EXERCISE INSTRUCTIONS:
In the entries below, find the string "title" and return each line holding it.

※

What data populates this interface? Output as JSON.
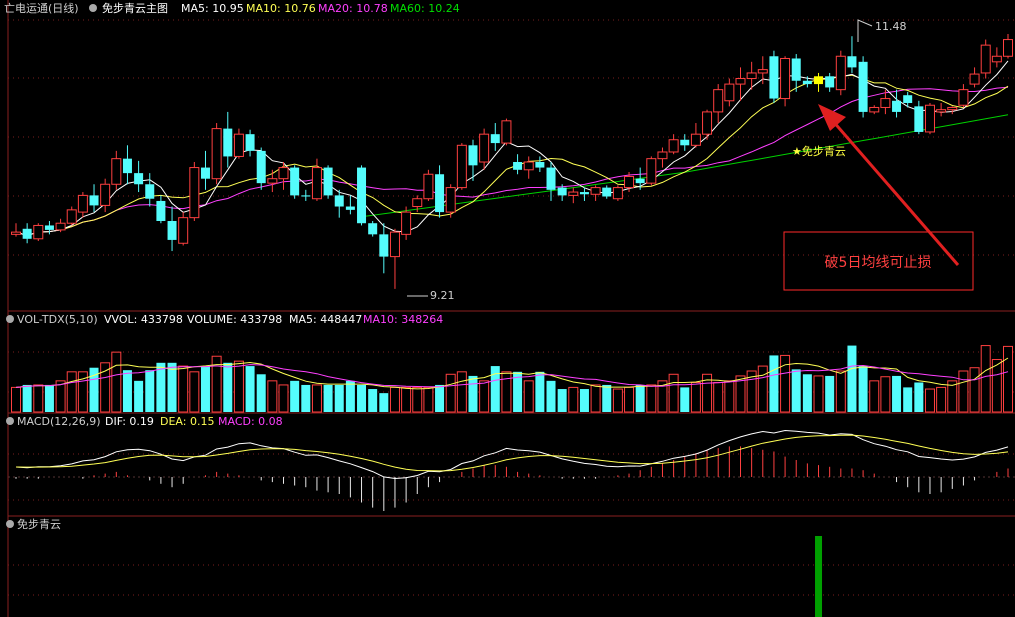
{
  "colors": {
    "bg": "#000000",
    "up": "#ff4040",
    "down": "#54fcfc",
    "ma5": "#ffffff",
    "ma10": "#ffff55",
    "ma20": "#ff40ff",
    "ma60": "#00d000",
    "grid": "#7a1e1e",
    "signal_bar": "#ffff00",
    "green_bar": "#00a000",
    "arrow": "#ff2a2a",
    "annotation_text": "#ff4040"
  },
  "main_panel": {
    "stock_name": "亡电运通(日线)",
    "indicator_name": "免步青云主图",
    "ma5_label": "MA5: 10.95",
    "ma10_label": "MA10: 10.76",
    "ma20_label": "MA20: 10.78",
    "ma60_label": "MA60: 10.24",
    "high_marker": "11.48",
    "low_marker": "9.21",
    "signal_label": "★免步青云",
    "annotation": "破5日均线可止损"
  },
  "volume_panel": {
    "title": "VOL-TDX(5,10)",
    "vvol_label": "VVOL: 433798",
    "volume_label": "VOLUME: 433798",
    "ma5_label": "MA5: 448447",
    "ma10_label": "MA10: 348264"
  },
  "macd_panel": {
    "title": "MACD(12,26,9)",
    "dif_label": "DIF: 0.19",
    "dea_label": "DEA: 0.15",
    "macd_label": "MACD: 0.08"
  },
  "signal_panel": {
    "title": "免步青云"
  },
  "chart_data": {
    "type": "candlestick",
    "candles": [
      [
        9.7,
        9.8,
        9.68,
        9.72
      ],
      [
        9.75,
        9.8,
        9.62,
        9.66
      ],
      [
        9.66,
        9.8,
        9.64,
        9.78
      ],
      [
        9.78,
        9.82,
        9.7,
        9.74
      ],
      [
        9.74,
        9.84,
        9.72,
        9.8
      ],
      [
        9.8,
        9.95,
        9.78,
        9.92
      ],
      [
        9.9,
        10.08,
        9.85,
        10.05
      ],
      [
        10.05,
        10.15,
        9.9,
        9.96
      ],
      [
        9.96,
        10.2,
        9.9,
        10.15
      ],
      [
        10.15,
        10.45,
        10.1,
        10.38
      ],
      [
        10.38,
        10.5,
        10.15,
        10.25
      ],
      [
        10.25,
        10.36,
        10.08,
        10.15
      ],
      [
        10.15,
        10.25,
        9.95,
        10.02
      ],
      [
        10.0,
        10.05,
        9.8,
        9.82
      ],
      [
        9.82,
        9.95,
        9.55,
        9.65
      ],
      [
        9.62,
        9.9,
        9.6,
        9.85
      ],
      [
        9.85,
        10.35,
        9.82,
        10.3
      ],
      [
        10.3,
        10.45,
        10.1,
        10.2
      ],
      [
        10.2,
        10.7,
        10.15,
        10.65
      ],
      [
        10.65,
        10.8,
        10.3,
        10.4
      ],
      [
        10.4,
        10.65,
        10.38,
        10.6
      ],
      [
        10.6,
        10.64,
        10.4,
        10.45
      ],
      [
        10.45,
        10.48,
        10.1,
        10.16
      ],
      [
        10.16,
        10.28,
        10.08,
        10.2
      ],
      [
        10.2,
        10.35,
        10.1,
        10.3
      ],
      [
        10.3,
        10.32,
        10.02,
        10.05
      ],
      [
        10.05,
        10.1,
        10.0,
        10.04
      ],
      [
        10.02,
        10.38,
        10.0,
        10.3
      ],
      [
        10.3,
        10.32,
        10.02,
        10.05
      ],
      [
        10.05,
        10.1,
        9.85,
        9.95
      ],
      [
        9.95,
        10.05,
        9.88,
        9.92
      ],
      [
        10.3,
        10.32,
        9.78,
        9.8
      ],
      [
        9.8,
        9.82,
        9.68,
        9.7
      ],
      [
        9.7,
        9.8,
        9.35,
        9.5
      ],
      [
        9.5,
        9.75,
        9.21,
        9.72
      ],
      [
        9.7,
        9.95,
        9.65,
        9.9
      ],
      [
        9.95,
        10.05,
        9.9,
        10.02
      ],
      [
        10.02,
        10.28,
        10.0,
        10.24
      ],
      [
        10.24,
        10.32,
        9.85,
        9.9
      ],
      [
        9.9,
        10.15,
        9.85,
        10.12
      ],
      [
        10.12,
        10.52,
        10.1,
        10.5
      ],
      [
        10.5,
        10.55,
        10.18,
        10.32
      ],
      [
        10.35,
        10.65,
        10.28,
        10.6
      ],
      [
        10.6,
        10.7,
        10.45,
        10.52
      ],
      [
        10.52,
        10.74,
        10.5,
        10.72
      ],
      [
        10.35,
        10.42,
        10.24,
        10.28
      ],
      [
        10.28,
        10.4,
        10.2,
        10.35
      ],
      [
        10.35,
        10.4,
        10.26,
        10.3
      ],
      [
        10.3,
        10.35,
        10.0,
        10.1
      ],
      [
        10.12,
        10.15,
        10.0,
        10.05
      ],
      [
        10.05,
        10.12,
        9.98,
        10.08
      ],
      [
        10.08,
        10.12,
        10.0,
        10.06
      ],
      [
        10.06,
        10.14,
        10.0,
        10.12
      ],
      [
        10.12,
        10.14,
        10.02,
        10.04
      ],
      [
        10.02,
        10.14,
        10.0,
        10.12
      ],
      [
        10.12,
        10.26,
        10.08,
        10.22
      ],
      [
        10.2,
        10.3,
        10.1,
        10.16
      ],
      [
        10.16,
        10.4,
        10.14,
        10.38
      ],
      [
        10.38,
        10.48,
        10.3,
        10.44
      ],
      [
        10.44,
        10.6,
        10.42,
        10.55
      ],
      [
        10.55,
        10.6,
        10.45,
        10.5
      ],
      [
        10.5,
        10.7,
        10.48,
        10.6
      ],
      [
        10.6,
        10.82,
        10.55,
        10.8
      ],
      [
        10.8,
        11.05,
        10.7,
        11.0
      ],
      [
        10.9,
        11.1,
        10.85,
        11.05
      ],
      [
        11.05,
        11.2,
        10.9,
        11.1
      ],
      [
        11.1,
        11.25,
        11.0,
        11.15
      ],
      [
        11.15,
        11.3,
        11.05,
        11.18
      ],
      [
        11.3,
        11.35,
        10.88,
        10.92
      ],
      [
        10.92,
        11.3,
        10.85,
        11.28
      ],
      [
        11.28,
        11.32,
        10.98,
        11.08
      ],
      [
        11.08,
        11.12,
        11.02,
        11.05
      ],
      [
        11.05,
        11.15,
        10.98,
        11.12
      ],
      [
        11.12,
        11.15,
        10.98,
        11.02
      ],
      [
        11.0,
        11.35,
        10.95,
        11.3
      ],
      [
        11.3,
        11.48,
        11.15,
        11.2
      ],
      [
        11.25,
        11.3,
        10.75,
        10.8
      ],
      [
        10.8,
        10.86,
        10.78,
        10.84
      ],
      [
        10.84,
        11.0,
        10.78,
        10.92
      ],
      [
        10.9,
        11.0,
        10.75,
        10.8
      ],
      [
        10.95,
        10.98,
        10.84,
        10.88
      ],
      [
        10.85,
        10.9,
        10.6,
        10.62
      ],
      [
        10.62,
        10.88,
        10.6,
        10.86
      ],
      [
        10.8,
        10.88,
        10.76,
        10.82
      ],
      [
        10.82,
        10.85,
        10.78,
        10.84
      ],
      [
        10.86,
        11.05,
        10.84,
        11.0
      ],
      [
        11.05,
        11.2,
        11.02,
        11.14
      ],
      [
        11.15,
        11.45,
        11.1,
        11.4
      ],
      [
        11.25,
        11.38,
        11.2,
        11.3
      ],
      [
        11.3,
        11.5,
        11.28,
        11.45
      ]
    ],
    "signal_candle_index": 72,
    "volumes": [
      0.3,
      0.33,
      0.33,
      0.33,
      0.38,
      0.49,
      0.49,
      0.54,
      0.6,
      0.73,
      0.51,
      0.38,
      0.51,
      0.6,
      0.6,
      0.56,
      0.49,
      0.56,
      0.68,
      0.6,
      0.62,
      0.56,
      0.46,
      0.38,
      0.33,
      0.38,
      0.33,
      0.33,
      0.33,
      0.33,
      0.38,
      0.33,
      0.28,
      0.23,
      0.3,
      0.3,
      0.3,
      0.3,
      0.33,
      0.46,
      0.49,
      0.44,
      0.38,
      0.56,
      0.49,
      0.49,
      0.38,
      0.49,
      0.38,
      0.28,
      0.3,
      0.28,
      0.33,
      0.33,
      0.28,
      0.3,
      0.33,
      0.33,
      0.38,
      0.46,
      0.3,
      0.36,
      0.46,
      0.36,
      0.38,
      0.44,
      0.5,
      0.56,
      0.69,
      0.69,
      0.52,
      0.46,
      0.44,
      0.44,
      0.5,
      0.81,
      0.56,
      0.38,
      0.43,
      0.44,
      0.3,
      0.36,
      0.28,
      0.3,
      0.38,
      0.5,
      0.54,
      0.81,
      0.64,
      0.8
    ],
    "macd_hist": [
      -0.01,
      -0.01,
      -0.01,
      0.0,
      0.0,
      0.0,
      -0.01,
      0.01,
      0.02,
      0.03,
      0.01,
      0.0,
      -0.02,
      -0.04,
      -0.06,
      -0.04,
      0.0,
      0.01,
      0.03,
      0.02,
      0.01,
      0.0,
      -0.02,
      -0.03,
      -0.04,
      -0.05,
      -0.06,
      -0.08,
      -0.09,
      -0.1,
      -0.12,
      -0.15,
      -0.18,
      -0.2,
      -0.18,
      -0.15,
      -0.1,
      -0.06,
      -0.03,
      0.0,
      0.03,
      0.05,
      0.07,
      0.07,
      0.06,
      0.03,
      0.02,
      0.01,
      0.0,
      -0.01,
      -0.01,
      -0.01,
      -0.01,
      0.0,
      0.01,
      0.02,
      0.04,
      0.06,
      0.08,
      0.1,
      0.12,
      0.14,
      0.16,
      0.17,
      0.18,
      0.18,
      0.17,
      0.16,
      0.15,
      0.12,
      0.1,
      0.08,
      0.07,
      0.06,
      0.05,
      0.05,
      0.04,
      0.02,
      0.0,
      -0.03,
      -0.06,
      -0.09,
      -0.1,
      -0.09,
      -0.07,
      -0.05,
      -0.02,
      0.0,
      0.03,
      0.05
    ],
    "signal_bar_index": 72
  }
}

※

EXERCISE RESULT:
    "title": "VOL-TDX(5,10)",
    "title": "MACD(12,26,9)",
    "title": "免步青云"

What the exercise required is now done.